Being the parent of a teenager is by no means an easy job. Authorities warn that today’s young people, being overweight and underactive, can expect a shorter life span than that of their parents, and more numerous and varied health problems during adulthood.
Just because your child has grown to be as big or bigger than you, the parent, it does not mean your responsibilities are over. Mentally and emotionally, much more growth must occur. The blob of humanity stretched out on the couch for 12 or more hours a day needs to develop some character in order to become a worthwhile, responsible citizen who is capable of earning a living and raising a family of his or her own.
How can you, as a parent, hasten and encourage that growth to occur?
(1). Engage in a back-strengthening pep talk. Realize that, right now, you, as parent and adult, hold all the cards. You provide food, lodging, clothes, and spending money. The teenager is living in your house, using electricity, water, and heat which you pay for. The very TV he watches is yours. Since it is your house, you have the right to make the rules and you have a right to be treated with respect.
(2). Get a large monthly calendar which will hang on the fridge or on the wall in a central location. Call a family meeting. Outline the above facts of life for the benefit of younger family members, using a firm tone.
(3). Assign a list of chores to be assigned to each family member, including parents, and write them on the calendar. Different colored markers can be used for each person.
(4). Each family member has a primary responsibility. The adults work outside the home to support the family. The youngsters go to school, get an education and become self-supporting as soon as possible. Meanwhile, everyone pitches in to keep the home running smoothly. Have a list of chores ready and help each child choose several which are appropriate to his age and ability. Write them on the calendar on the days they need to be done.
(5) Have a list of penalties ready, which will be applied if the chores are not done, for disrespectful speech or inappropriate behavior. (The list may be expanded or modified as necessary). This is where the parent must be firm and consistent. If he or she relents on a penalty one time, they’ve lost credibility. The list will be posted near the calendar.
At the same time or at a later meeting, the parent introduces the following house rules:
* No TV, video games, computers or other technology are allowed in bedrooms.
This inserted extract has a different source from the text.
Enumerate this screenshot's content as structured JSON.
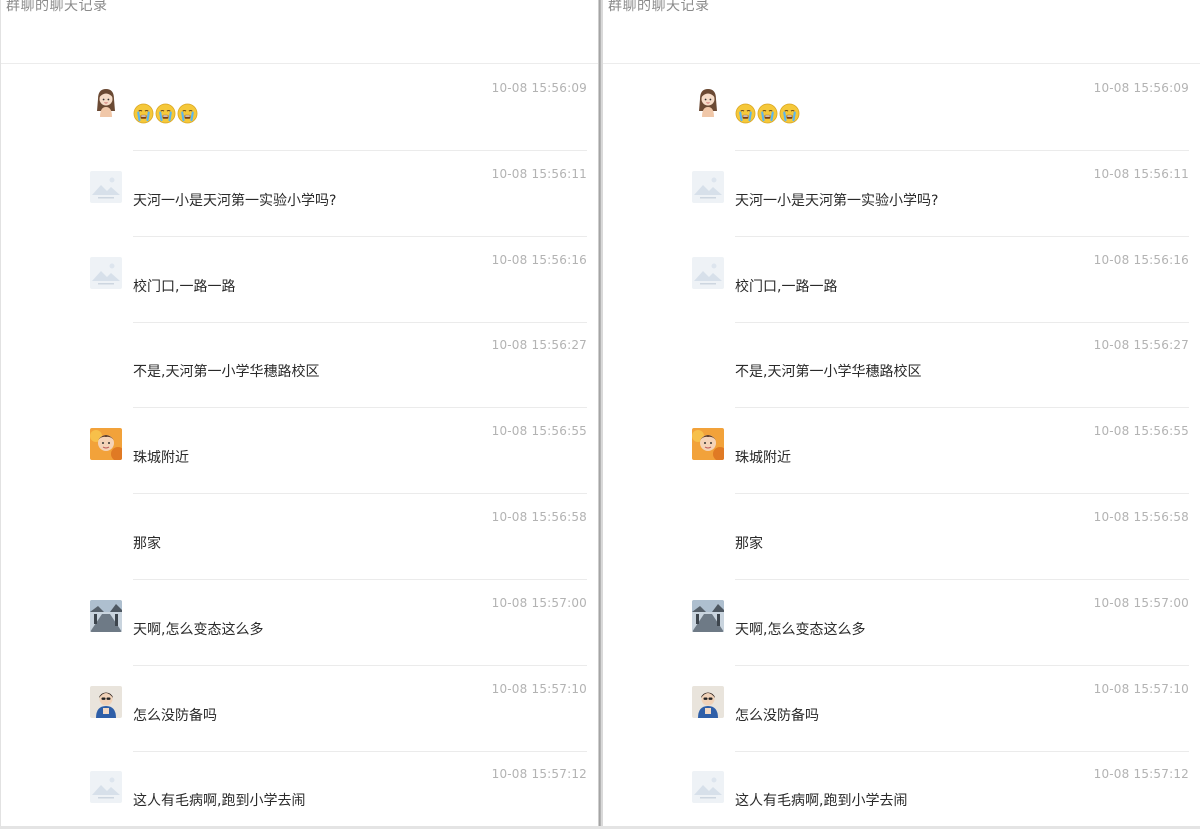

Homework or library books are fine.
* A modest allowance will be given each weekend if chores have been completed satisfactorily and on time.
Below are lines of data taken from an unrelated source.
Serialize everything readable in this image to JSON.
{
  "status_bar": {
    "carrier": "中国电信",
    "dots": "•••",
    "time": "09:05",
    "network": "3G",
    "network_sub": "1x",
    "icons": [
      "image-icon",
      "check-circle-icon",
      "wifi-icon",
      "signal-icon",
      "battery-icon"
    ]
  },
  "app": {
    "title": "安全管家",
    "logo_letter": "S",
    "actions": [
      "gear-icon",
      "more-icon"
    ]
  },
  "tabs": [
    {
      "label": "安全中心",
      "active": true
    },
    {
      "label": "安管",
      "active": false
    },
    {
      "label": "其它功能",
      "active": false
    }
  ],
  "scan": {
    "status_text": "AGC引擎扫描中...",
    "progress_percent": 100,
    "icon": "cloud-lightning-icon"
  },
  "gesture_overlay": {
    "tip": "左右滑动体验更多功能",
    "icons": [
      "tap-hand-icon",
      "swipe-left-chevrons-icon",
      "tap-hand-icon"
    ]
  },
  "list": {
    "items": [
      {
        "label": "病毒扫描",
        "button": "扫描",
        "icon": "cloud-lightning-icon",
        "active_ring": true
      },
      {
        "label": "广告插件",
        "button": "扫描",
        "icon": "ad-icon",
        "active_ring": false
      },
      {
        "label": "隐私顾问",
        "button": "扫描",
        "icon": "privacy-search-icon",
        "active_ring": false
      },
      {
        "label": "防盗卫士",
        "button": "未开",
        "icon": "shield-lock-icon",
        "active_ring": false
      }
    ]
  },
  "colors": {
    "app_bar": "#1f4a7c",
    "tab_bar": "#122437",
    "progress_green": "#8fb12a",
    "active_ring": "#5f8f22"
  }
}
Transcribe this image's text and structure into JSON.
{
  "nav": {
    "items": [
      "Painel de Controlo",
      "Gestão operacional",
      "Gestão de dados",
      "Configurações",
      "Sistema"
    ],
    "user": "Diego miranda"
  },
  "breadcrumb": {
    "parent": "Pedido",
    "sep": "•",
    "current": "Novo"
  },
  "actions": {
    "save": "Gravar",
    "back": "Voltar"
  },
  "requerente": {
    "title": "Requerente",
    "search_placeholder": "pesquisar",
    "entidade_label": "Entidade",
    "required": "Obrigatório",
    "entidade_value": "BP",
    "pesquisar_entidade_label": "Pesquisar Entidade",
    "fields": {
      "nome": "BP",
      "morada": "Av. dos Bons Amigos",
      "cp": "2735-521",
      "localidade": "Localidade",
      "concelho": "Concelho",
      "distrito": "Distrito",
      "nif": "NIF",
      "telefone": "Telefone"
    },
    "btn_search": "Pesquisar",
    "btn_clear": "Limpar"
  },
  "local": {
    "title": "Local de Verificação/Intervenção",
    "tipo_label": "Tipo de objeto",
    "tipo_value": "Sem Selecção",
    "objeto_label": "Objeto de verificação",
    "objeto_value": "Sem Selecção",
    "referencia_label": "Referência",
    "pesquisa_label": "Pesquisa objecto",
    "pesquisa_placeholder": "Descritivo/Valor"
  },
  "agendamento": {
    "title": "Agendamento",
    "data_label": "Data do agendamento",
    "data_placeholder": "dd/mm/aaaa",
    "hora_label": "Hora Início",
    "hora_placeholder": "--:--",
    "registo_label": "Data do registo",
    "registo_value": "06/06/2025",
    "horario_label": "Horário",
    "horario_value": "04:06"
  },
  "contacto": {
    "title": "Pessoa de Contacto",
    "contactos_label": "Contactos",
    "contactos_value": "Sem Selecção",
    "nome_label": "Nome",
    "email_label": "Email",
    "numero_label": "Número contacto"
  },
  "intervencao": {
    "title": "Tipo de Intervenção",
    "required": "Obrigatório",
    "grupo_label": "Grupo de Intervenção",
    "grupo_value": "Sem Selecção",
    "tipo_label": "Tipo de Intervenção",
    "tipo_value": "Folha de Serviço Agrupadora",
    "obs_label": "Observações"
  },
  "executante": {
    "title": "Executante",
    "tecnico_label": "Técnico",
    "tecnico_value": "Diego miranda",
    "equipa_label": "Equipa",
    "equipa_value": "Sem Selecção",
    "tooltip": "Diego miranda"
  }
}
* Two hours daily are allowed for TV, video games, and computer time. Homework done on the computer is an exception.
* Joining a sports team, volunteering, earning a good report card, getting a part-time job, or other praiseworthy behavior will be rewarded with extra privileges.
* When there is a large job to be done, like painting a room or cleaning out the garage, the teen will be offered the job first and paid a fair wage when it completed satisfactorily.
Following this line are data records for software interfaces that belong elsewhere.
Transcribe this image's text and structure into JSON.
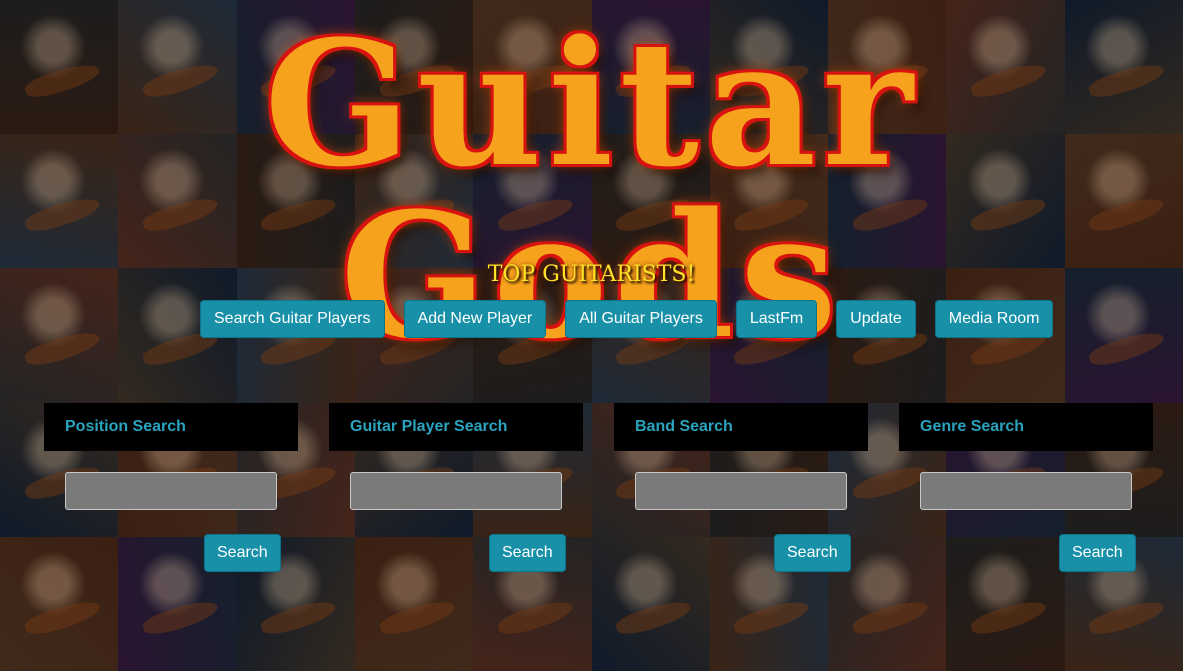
{
  "site": {
    "title": "Guitar Gods",
    "subtitle": "TOP GUITARISTS!"
  },
  "nav": {
    "items": [
      {
        "label": "Search Guitar Players"
      },
      {
        "label": "Add New Player"
      },
      {
        "label": "All Guitar Players"
      },
      {
        "label": "LastFm"
      },
      {
        "label": "Update"
      },
      {
        "label": "Media Room"
      }
    ]
  },
  "search": {
    "panels": [
      {
        "heading": "Position Search",
        "value": "",
        "button_label": "Search"
      },
      {
        "heading": "Guitar Player Search",
        "value": "",
        "button_label": "Search"
      },
      {
        "heading": "Band Search",
        "value": "",
        "button_label": "Search"
      },
      {
        "heading": "Genre Search",
        "value": "",
        "button_label": "Search"
      }
    ]
  },
  "colors": {
    "button": "#1790a8",
    "heading_text": "#2aa3bf",
    "title_fill": "#f6a21c",
    "title_outline": "#d8130f",
    "subtitle": "#ffe227"
  },
  "background": {
    "description_icon": "guitarist-photo-collage"
  }
}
* Announce expected bedtime on weeknights and weekends. Teens need at least 8 hours sleep. Variations for special occasions will make good bargaining chips, as will use of cell phones, iPods, driving lessons, access to the family car, and parents’ driving service.
All these house rules will be infinitely easier to impose and enforce if the parents have been effective disciplinarians since their child was that cute little student in Grade One, but it’s never too late to start.
Teens don’t respond well to preaching or nagging, but they do respond to discomfort. They want choices and they still have them. They can responsible, cooperative and helpful or they can sit in their rooms, do Homework, pout or read.
The first few weeks will be rough, but not impossible. Expect complaints and opposition, but don’t be intimidated and don’t give in. You must stand firm. Keep reminding yourself that you hold all the cards and you’re acting in the best interest of your teen.
Later, you can begin to reestablish a better relationship. Offer to coach a team he’s on, join your daughter in a hobby, offer to help with Homework, or plan a family holiday. Whatever the future holds, it will be a lot more pleasurable if the blob of humanity on the couch has become an active, contributing family member.
Your ultimate reward will come a few years down the road, when your son or daughter asks for a copy of the house rules, chores and penalties you used with them because they are having trouble coping with your lazy grandchildren. You’ll have to work hard to keep the grin off your face.